Diane Welch informs youngsters about an owl she holds.Diane Welch informs youngsters about an owl she holds at Spring Fling in May.

Residents express support

UPDATED July 19: Initial comments swirling on social media July 8 claimed that the town's popular animal-control officer, Diane Welch, had been fired or was laid off, sparking outrage.

By later that day and the next, commenters had toned down their stories: She was on paid administrative leave, some wrote.

Chief Julie Flaherty, who was on vacation at the time, confirmed on Monday, July 18, that Welch is on paid administrative leave.

"At this time, I cannot comment further, as it involves a personnel matter," she wrote. "The town will issue a statement when it is appropriate to do so."

YourArlington had asked for the reason, the beginning date and length of the leave. It will publish more once further facts are confirmed.

Welch has not responded to a request for comment emailed July 9, but that is usual for an employee placed on leave. While she may find it best not to speak, town residents have expressed support.

Letter of support from resident

Rosalind Shaw, an Arlington resident and an associate professor emeritus at Tufts University, shared this letter to the editor of YourArlington. It is based on one she earlier sent to Chief Flaherty and copied to Capt. Richard Flynn, Town Manager Sandy Pooler and the Select Board.

“I, like many others, have been shocked and dismayed to hear that Arlington’s Animal Control Officer, Diane Welch—our state’s ACO of the year for 2019--has been placed on administrative leave. For as long as she has been in Arlington Police Department, Officer Welch has been a stellar ACO. Arlington’s residents love her for the combination of knowledge, skill, courage, compassion, and integrity she brings to her complex job. 

“Arlington needs a modern, knowledge-based ACO because we are a fairly sophisticated community. We need more than a dog catcher who writes tickets for missing rabies tags, although this is also important. We need an ACO with strong skills in the issues that relate to animal and human health.
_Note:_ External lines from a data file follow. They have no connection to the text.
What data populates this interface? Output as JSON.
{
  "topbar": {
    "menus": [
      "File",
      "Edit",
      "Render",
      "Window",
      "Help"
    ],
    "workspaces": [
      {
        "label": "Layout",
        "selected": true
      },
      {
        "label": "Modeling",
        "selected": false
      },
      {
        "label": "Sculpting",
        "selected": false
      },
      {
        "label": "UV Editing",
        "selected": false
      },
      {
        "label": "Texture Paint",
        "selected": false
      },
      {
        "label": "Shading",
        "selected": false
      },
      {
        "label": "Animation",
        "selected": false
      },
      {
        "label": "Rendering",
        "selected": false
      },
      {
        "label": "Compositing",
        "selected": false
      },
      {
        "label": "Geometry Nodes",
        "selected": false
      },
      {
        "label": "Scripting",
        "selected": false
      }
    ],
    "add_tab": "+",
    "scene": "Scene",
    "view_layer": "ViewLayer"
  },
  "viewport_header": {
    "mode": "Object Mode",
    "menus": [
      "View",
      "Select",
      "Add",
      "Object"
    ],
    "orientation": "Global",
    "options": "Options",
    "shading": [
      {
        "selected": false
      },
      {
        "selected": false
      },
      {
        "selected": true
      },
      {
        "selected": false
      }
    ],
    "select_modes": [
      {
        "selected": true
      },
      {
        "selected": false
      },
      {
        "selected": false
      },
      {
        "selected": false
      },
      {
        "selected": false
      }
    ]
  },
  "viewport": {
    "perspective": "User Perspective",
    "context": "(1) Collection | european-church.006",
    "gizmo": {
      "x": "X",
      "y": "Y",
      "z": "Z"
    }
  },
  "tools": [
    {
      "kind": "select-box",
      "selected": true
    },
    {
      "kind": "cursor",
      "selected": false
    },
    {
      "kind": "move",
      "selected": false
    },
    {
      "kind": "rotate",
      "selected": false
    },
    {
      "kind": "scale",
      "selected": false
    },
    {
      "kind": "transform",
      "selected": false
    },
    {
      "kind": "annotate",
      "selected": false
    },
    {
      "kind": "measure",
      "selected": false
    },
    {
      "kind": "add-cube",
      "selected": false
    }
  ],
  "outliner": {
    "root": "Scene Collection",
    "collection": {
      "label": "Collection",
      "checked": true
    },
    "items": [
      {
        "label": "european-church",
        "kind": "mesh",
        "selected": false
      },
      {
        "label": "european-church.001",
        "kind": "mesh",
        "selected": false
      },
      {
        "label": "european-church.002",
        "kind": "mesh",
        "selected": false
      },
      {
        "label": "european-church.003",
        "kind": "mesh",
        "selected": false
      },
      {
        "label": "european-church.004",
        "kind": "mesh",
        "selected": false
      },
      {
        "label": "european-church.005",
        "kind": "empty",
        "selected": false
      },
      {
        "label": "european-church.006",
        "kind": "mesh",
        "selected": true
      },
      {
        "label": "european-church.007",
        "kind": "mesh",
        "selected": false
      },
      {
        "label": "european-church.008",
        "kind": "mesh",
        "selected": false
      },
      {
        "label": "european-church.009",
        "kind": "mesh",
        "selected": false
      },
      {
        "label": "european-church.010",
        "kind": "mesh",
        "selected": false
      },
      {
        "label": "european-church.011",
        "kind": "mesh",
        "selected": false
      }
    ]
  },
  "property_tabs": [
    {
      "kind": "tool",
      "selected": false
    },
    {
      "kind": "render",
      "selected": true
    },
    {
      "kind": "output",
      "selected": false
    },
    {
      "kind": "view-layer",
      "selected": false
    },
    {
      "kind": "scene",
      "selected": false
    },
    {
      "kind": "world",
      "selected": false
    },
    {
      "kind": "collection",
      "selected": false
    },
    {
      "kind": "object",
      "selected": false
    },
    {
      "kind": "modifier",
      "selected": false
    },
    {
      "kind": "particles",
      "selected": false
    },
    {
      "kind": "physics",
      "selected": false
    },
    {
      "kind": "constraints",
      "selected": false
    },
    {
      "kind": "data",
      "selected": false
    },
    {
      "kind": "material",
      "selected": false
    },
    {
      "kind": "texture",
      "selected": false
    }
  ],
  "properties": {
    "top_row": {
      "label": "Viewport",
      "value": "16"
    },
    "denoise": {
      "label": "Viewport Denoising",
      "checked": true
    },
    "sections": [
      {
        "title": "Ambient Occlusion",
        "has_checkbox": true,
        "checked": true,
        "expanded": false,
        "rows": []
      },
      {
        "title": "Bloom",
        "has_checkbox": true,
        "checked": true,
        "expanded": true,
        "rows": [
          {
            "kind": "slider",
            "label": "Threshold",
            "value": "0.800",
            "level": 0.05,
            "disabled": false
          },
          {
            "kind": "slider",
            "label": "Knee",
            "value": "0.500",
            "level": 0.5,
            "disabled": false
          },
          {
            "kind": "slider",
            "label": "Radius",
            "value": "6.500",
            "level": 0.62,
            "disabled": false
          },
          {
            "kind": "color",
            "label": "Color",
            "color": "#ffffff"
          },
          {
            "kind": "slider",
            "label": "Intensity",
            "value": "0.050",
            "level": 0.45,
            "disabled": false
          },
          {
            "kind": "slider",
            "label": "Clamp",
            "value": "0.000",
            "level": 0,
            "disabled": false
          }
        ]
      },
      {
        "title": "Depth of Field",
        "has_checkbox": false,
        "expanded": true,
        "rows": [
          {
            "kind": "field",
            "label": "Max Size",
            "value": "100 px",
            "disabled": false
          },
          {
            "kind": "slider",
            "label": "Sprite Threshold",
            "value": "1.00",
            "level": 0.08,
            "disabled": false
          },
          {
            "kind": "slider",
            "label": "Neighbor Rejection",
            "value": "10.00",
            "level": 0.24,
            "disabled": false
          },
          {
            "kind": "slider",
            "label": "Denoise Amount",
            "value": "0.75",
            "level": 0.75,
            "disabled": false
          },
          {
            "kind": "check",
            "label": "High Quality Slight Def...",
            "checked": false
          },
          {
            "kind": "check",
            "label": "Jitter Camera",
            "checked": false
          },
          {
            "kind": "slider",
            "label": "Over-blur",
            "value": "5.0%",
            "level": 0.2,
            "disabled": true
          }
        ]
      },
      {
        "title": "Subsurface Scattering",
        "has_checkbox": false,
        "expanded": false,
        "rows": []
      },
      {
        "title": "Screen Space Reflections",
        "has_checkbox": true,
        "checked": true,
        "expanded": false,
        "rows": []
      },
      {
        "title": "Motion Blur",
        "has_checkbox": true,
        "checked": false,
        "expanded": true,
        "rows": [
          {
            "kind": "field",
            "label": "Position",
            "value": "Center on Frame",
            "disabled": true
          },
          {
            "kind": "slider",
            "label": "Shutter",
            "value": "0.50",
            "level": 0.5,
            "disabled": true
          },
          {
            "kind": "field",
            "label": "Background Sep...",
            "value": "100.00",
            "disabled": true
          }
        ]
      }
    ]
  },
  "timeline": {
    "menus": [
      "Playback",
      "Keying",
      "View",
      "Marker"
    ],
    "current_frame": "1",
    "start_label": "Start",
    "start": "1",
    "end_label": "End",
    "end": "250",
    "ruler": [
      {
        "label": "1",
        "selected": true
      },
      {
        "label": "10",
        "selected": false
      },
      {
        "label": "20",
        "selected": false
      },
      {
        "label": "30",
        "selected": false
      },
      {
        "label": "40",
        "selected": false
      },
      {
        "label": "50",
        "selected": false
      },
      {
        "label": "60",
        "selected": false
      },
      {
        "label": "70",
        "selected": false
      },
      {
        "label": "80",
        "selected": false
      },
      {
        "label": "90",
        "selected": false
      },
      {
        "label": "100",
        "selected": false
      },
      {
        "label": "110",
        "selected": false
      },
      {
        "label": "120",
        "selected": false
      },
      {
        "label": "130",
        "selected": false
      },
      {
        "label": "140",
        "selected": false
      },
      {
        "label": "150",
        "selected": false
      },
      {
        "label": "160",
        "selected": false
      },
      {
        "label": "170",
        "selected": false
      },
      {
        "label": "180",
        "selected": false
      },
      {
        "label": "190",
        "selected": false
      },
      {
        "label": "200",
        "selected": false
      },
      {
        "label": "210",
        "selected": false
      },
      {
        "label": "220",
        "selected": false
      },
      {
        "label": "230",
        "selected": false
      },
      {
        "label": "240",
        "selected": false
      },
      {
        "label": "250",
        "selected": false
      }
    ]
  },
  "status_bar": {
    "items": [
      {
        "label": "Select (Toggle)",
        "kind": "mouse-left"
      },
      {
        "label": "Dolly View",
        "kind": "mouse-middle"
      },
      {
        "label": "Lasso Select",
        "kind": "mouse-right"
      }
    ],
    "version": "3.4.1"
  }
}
This requires deep knowledge of environmental issues, especially regarding the death of our owls, hawks, and federally protected eagles, and the related use of rodenticides. 

“It also requires expert knowledge of wildlife habitats and animal behavior, in particular their interactions with people in urban and suburban spaces (especially coyotes, in Arlington’s case). In addition, the ACO needs to be able to reach the public effectively and compassionately to educate them about safely living with wildlife.  

“We are so lucky in having Officer Welch, who brings exactly these skills. She combines them with her amazing dedication to helping people with the myriad issues that arise regarding companion animals: lost cats and dogs, complaints about noise and neglect, keeping pets safe around roads and traffic, dealing with loose pets injured by vehicles, and much, much more. She does an extremely complex job brilliantly. 

“During the Lt. Pedrini crisis and long afterwards, Officer Welch urged kindness and understanding toward the police to virtually everyone she met. She has long posted stories of individual officers’ helpful actions in the ACO page on social media. She has been the best representative of APD to the public that you could wish for. And she has brought a much more authentic voice to her advocacy than any paid public relations firm's initiative. 

“All of this is even more admirable given that a work-related illness from parasites via wild animal vectors has damaged her health.

“I hope that APD can work with her to remedy any issues they have seen with compassion and without double standards. We remember that APD and the Town spent considerable effort and money in 2019 to rehabilitate Lt. Rick Pedrini, who in 2018 published incitements to police violence, including against immigrants, in three issues of a police newsletter. He was retained in APD and even given an award.  Diane Welch is a treasure who deserves the full support of APD—financial, administrative, and technical. And we, the residents of Arlington, deserve the kind of ACO she is.”

Oct, 8, 2019: Welch shares state's top animal officer award for 2019

This news summary was published Monday, July 18, 2022, and updated July 19, with a letter from an Arlington resident.